Kipp and Mozur both embarrassed themselves: he for his belief that his company's contribution – ostensibly given to support a good cause – should also buy only positive comments from those it supported, and she for not realizing that Comcast's money, once transferred to her organization, was transformed into untainted fuel for the good works she claims as Reel Grrls' mission.

Egos are a bee-atch, eh? I think Shaw wrote that in Misalliance, but I could be wrong. ®

Build a business case: developing custom apps

More from The Register

next story
Just TWO climate committee MPs contradict IPCC: The two with SCIENCE degrees
'Greenhouse effect is real, but as for the rest of it ...'
Adam Afriyie MP: Smart meters are NOT so smart
Mega-costly gas 'n' 'leccy totting-up tech not worth it - Tory MP
'Blow it up': Plods pop round for chat with Commonwealth Games tweeter
You'd better not be talking about the council's housing plans
Arrr: Freetard-bothering Digital Economy Act tied up, thrown in the hold
Ministry of Fun confirms: Yes, we're busy doing nothing
ONE EMAIL costs mining company $300 MEEELION
Environmental activist walks free after hoax sent share price over a cliff
Help yourself to anyone's photos FOR FREE, suggests UK.gov
Copyright law reforms will keep m'learned friends busy
Apple smacked with privacy sueball over Location Services
Class action launched on behalf of 100 million iPhone owners
UK government officially adopts Open Document Format
Microsoft insurgency fails, earns snarky remark from UK digital services head
prev story

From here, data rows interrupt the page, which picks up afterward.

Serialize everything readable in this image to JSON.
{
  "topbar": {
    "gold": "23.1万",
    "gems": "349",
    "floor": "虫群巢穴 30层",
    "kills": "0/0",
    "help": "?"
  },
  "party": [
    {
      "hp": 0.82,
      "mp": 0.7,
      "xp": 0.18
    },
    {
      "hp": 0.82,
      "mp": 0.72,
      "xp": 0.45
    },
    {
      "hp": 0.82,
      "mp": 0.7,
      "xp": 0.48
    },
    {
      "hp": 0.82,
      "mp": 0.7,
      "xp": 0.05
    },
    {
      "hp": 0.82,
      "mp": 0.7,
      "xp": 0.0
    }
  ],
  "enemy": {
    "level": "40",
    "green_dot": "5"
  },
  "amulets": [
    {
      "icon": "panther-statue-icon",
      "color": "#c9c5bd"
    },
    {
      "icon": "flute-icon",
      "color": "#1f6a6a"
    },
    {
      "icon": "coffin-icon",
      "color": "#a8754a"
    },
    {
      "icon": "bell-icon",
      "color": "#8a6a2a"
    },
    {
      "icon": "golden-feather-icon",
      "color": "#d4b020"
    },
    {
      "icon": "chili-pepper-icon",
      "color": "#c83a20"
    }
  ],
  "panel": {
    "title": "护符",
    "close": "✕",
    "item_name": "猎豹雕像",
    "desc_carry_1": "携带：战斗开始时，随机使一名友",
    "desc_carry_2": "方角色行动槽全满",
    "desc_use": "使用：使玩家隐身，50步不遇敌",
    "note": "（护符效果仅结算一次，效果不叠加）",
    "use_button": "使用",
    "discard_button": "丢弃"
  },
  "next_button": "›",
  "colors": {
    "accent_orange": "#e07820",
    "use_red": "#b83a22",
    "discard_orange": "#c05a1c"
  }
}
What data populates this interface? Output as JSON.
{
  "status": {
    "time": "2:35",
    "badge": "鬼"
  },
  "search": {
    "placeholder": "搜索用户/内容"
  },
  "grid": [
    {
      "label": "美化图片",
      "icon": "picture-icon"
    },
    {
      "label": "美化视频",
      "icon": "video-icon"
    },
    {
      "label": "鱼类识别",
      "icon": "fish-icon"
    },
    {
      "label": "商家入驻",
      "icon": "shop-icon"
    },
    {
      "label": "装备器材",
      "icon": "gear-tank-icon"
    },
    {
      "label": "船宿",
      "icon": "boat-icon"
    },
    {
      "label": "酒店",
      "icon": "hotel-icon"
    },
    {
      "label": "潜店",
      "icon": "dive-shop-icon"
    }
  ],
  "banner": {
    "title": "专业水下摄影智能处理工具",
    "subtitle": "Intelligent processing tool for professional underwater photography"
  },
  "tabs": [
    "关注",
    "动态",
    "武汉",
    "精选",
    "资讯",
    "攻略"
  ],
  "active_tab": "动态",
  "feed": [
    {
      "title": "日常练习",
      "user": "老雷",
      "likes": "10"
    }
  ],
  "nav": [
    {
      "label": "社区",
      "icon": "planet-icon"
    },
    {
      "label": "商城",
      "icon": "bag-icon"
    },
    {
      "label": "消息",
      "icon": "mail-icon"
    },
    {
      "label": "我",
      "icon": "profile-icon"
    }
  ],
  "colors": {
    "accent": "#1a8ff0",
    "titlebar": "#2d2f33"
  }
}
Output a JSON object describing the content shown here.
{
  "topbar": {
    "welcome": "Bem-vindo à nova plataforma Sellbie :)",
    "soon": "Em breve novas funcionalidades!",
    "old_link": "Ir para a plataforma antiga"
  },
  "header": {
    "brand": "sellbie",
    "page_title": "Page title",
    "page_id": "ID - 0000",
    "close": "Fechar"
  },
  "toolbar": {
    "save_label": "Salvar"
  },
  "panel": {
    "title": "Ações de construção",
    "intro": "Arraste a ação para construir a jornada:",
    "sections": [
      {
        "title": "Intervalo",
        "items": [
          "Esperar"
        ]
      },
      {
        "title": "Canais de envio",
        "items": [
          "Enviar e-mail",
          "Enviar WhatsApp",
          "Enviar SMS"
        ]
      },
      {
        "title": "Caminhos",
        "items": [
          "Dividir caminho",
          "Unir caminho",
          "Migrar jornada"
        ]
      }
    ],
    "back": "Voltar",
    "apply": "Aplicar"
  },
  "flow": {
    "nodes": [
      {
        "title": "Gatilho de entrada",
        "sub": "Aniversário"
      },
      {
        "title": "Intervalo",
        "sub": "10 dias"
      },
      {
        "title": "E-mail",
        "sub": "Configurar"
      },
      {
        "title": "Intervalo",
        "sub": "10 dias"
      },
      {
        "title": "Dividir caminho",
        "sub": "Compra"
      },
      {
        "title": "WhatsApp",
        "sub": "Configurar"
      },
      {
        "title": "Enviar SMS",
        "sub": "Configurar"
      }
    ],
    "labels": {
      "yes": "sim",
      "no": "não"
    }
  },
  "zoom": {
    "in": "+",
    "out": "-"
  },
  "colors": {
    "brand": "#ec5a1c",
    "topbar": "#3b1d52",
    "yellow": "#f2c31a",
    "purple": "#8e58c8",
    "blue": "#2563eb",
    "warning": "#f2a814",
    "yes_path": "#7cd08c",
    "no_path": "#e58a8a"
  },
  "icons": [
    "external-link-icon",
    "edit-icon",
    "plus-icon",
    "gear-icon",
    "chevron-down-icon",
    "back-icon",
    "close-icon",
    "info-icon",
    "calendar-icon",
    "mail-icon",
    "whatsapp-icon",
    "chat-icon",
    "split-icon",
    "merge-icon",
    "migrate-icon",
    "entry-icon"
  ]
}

Whitepapers

Implementing global e-invoicing with guaranteed legal certainty
Explaining the role local tax compliance plays in successful supply chain management and e-business and how leading global brands are addressing this.
The Essential Guide to IT Transformation
ServiceNow discusses three IT transformations that can help CIO's automate IT services to transform IT and the enterprise.
Consolidation: The Foundation for IT Business Transformation
In this whitepaper learn how effective consolidation of IT and business resources can enable multiple, meaningful business benefits.
How modern custom applications can spur business growth
Learn how to create, deploy and manage custom applications without consuming or expanding the need for scarce, expensive IT resources.
Build a business case: developing custom apps
Learn how to maximize the value of custom applications by accelerating and simplifying their development.